And also following with the bosses’ tricky patterns, the game is in no way easy. You have to prepare yourself to die often; whether it be at the hands of slimey enemies, rough bosses and various traps found in most areas of the game. Spikes, moving pillars, lasers, slime pools; there’s a handful of ways to die. Thankfully, checkpoints are common so this ensuree you won’t lose too much time retracing your steps to the fatal area. While they tried to make the areas different from another, some of them will give you a feeling of déjà vu where you might be questioning yourself as if you already went through; but seeing as areas aren’t that huge, it’s not much of a waste of time going back through familiar sections. Some areas, you’ll come across a little buddy that will provide additional firepower for a limited time. Quite helpful as usually falls on areas with a higher number of enemies.

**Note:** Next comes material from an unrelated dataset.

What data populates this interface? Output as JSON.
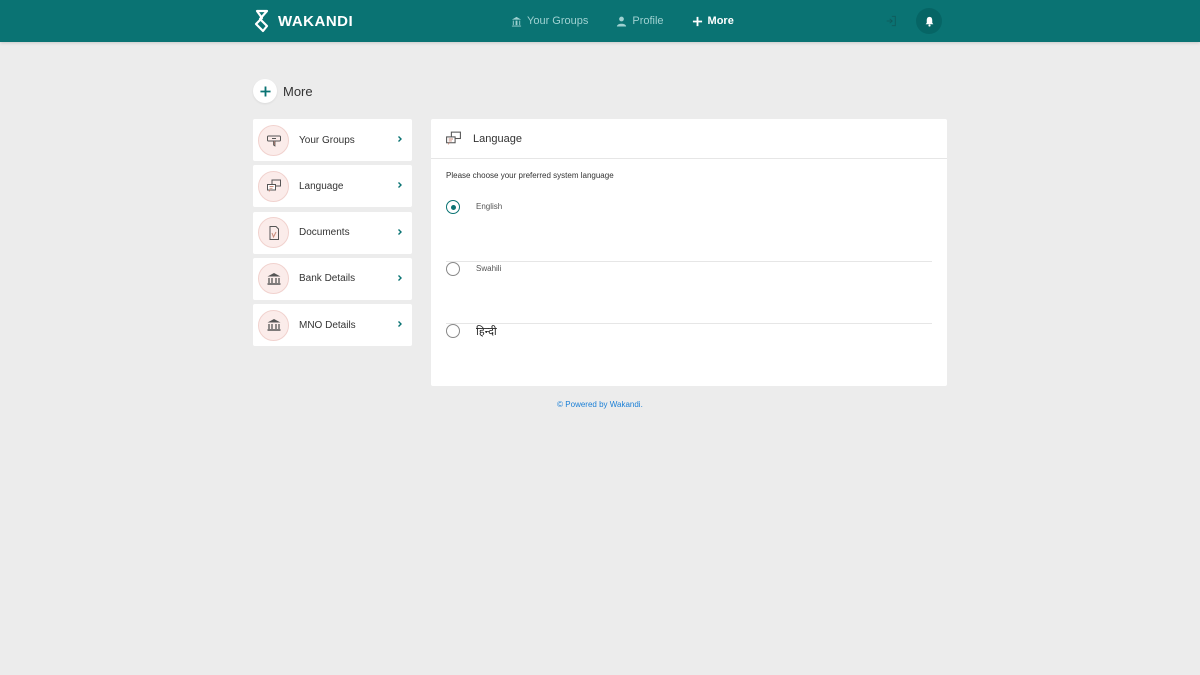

Rex Rocket’s presentation is an homage to games from the NES era. The game’s 8bit visuals are both colorful and cute. Even dying is enjoyable to watch; whether you get squished, melted, explode, they managed to add a comedic flair to poor Rex’s various ways to die. The soundtrack is another nod to classic gaming full of 8-bit goodness perfect to match the game’s sheer, and progressive, brutality. It’s also available for your listening, or re-listening pleasure on bandcamp.
Is Rex Rocket worth it? Definitely. But it all depends on your tolerance for repetition considering that you’ll die…a lot. The game has a reasonable difficulty curve as it was gets harder near the end (Super Meat Boy level of frustration), there are some trickier sections that will require players use all their tools at their disposals while bouncing from wall to wall. Fan of Celeste and Super Meat Boy will rejoice with this different take on what I call the kamikaze genre, but at least the game provides a sense of reward when clearing a difficult boss or section.
- Challenging bosses
- Addictive soundtrack
- Solid gameplay
- Final level is brutal
- Some frustrating sequences